And then the perfect opportunity came: Chris’ 21st birthday. Me and Brian painstakingly developed a plan to make sure that everything was in place. The door was locked during the party to keep out the roaming stranger kleptos and so I told Steve, who shared the room with Chris, that I needed something out of his room. Leaving him to tend the keg (the kleptos love to steal keg taps! we give them free beer, and they steal the hardware that allows everyone to get the beer out of the keg? go figure!) sneaked into their room with the foam and dumped it on the ground, covering up scattered cairns of textbooks, soiled laundry, nuggets of mystery, and computer parts. Next, we set up the box fan, creating a feathery blizzard. It was Art in motion, truly satisfying work.
Rebecca took pictures of our triumph, and we turned off the lights, locked the door, and got back to the festivities. Steve walked into his room and discovered the chaos soon afterwards. He was really pissed off but he also found humor in the situation, punching us with a big smile on his face. Chris, who arrived right after Steve, did not share the same sentiments. He was in a bad mood, and we didn’t understand why. This was obviously some well deserved birthday hazing, and all in good fun, so we were relentless in making fun of him. This just added to his anger, instead of grudging laughter as we had expected.
No smile on this face. The girls were the first ones to spot that something was wrong, and the rest of us went on partying. However, we were forced by the girls to appologize and it was not accepted. This sucked: we just wanted to shock and annoy Chris and Steve, not to drive Chris into a rage on the night of his birthday. There was nothing to do but to give the man his space. We couldn’t get into our rooms because Steve had locked our door which didn’t have a key (payback of roughly the same magnitude as our joke), but this would not be a problem. We saw Chris come into the kitchen, grab the 5 gallon bottle of water, and then heard a resounding “BOOM!” as the hollow framed door buckled. The bastard had kicked down our door like Cochese, and was pouring water all over our matresses. He tossed the spent bottle to the floor, saying “O.K., now I forgive you.”. Now although this was the equivalent of getting back at at someone by punching them in the face for talking smack, there was nothing to do but laugh in this situation. It was funny after all, it really was.

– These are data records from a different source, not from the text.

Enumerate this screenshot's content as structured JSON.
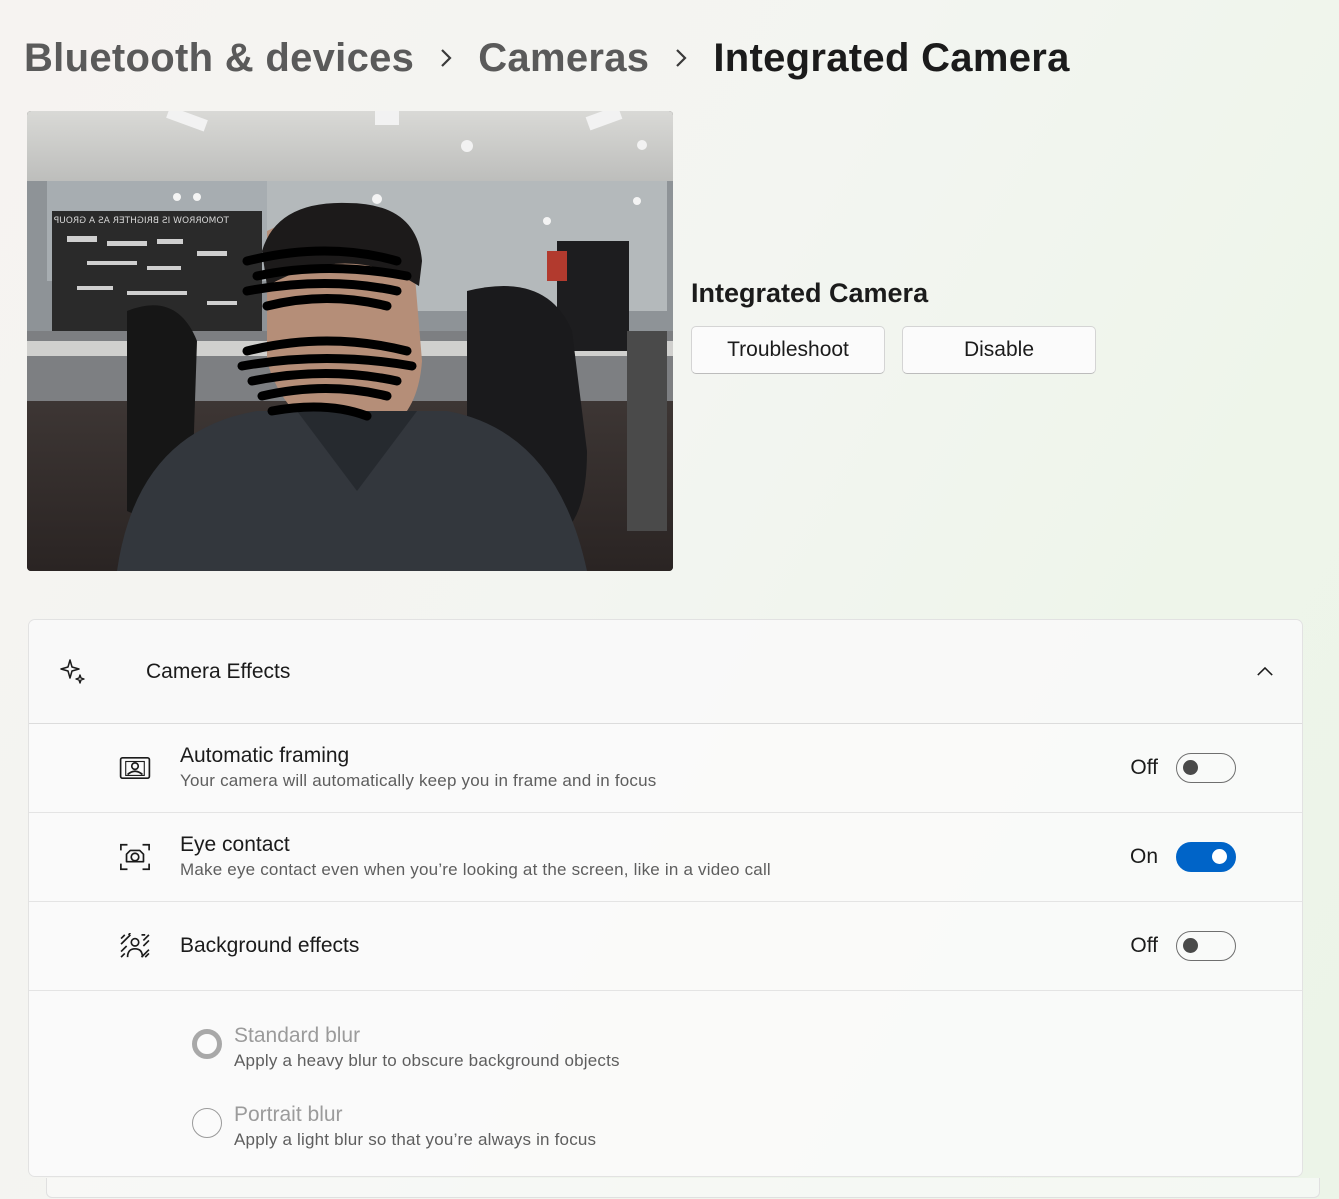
{
  "breadcrumb": {
    "items": [
      "Bluetooth & devices",
      "Cameras"
    ],
    "current": "Integrated Camera"
  },
  "preview": {
    "poster_text": "TOMORROW IS BRIGHTER AS A GROUP"
  },
  "camera": {
    "name": "Integrated Camera",
    "troubleshoot_label": "Troubleshoot",
    "disable_label": "Disable"
  },
  "effects": {
    "title": "Camera Effects",
    "icon": "sparkle-icon",
    "automatic_framing": {
      "title": "Automatic framing",
      "subtitle": "Your camera will automatically keep you in frame and in focus",
      "state_label": "Off",
      "on": false,
      "icon": "framing-icon"
    },
    "eye_contact": {
      "title": "Eye contact",
      "subtitle": "Make eye contact even when you’re looking at the screen, like in a video call",
      "state_label": "On",
      "on": true,
      "icon": "eye-contact-icon"
    },
    "background_effects": {
      "title": "Background effects",
      "state_label": "Off",
      "on": false,
      "icon": "background-icon",
      "options": [
        {
          "title": "Standard blur",
          "subtitle": "Apply a heavy blur to obscure background objects",
          "selected": true
        },
        {
          "title": "Portrait blur",
          "subtitle": "Apply a light blur so that you’re always in focus",
          "selected": false
        }
      ]
    }
  },
  "colors": {
    "accent": "#0064c8",
    "disabled_text": "#9b9b9b"
  }
}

That night, I slept on the soggy slab of plywood that had held my bed off the floor. I slept pretty well, but woke up sore with a hangover, still laughing from the previous night’s events.
For the remainder of our time in college, Chris remained bitter about the incident. It was “not funny”. I think that he had always secretly thought that the incident was funny, but just didn’t want to admit it out of pride. Then again, maybe not.
All of shit that we gave one another was given out of the desire to humiliate and to entertain, but also to share our own brand of love. Only good friends can be so cruel to eachother, and still be good friends after so long. These are among my fondest memories of college.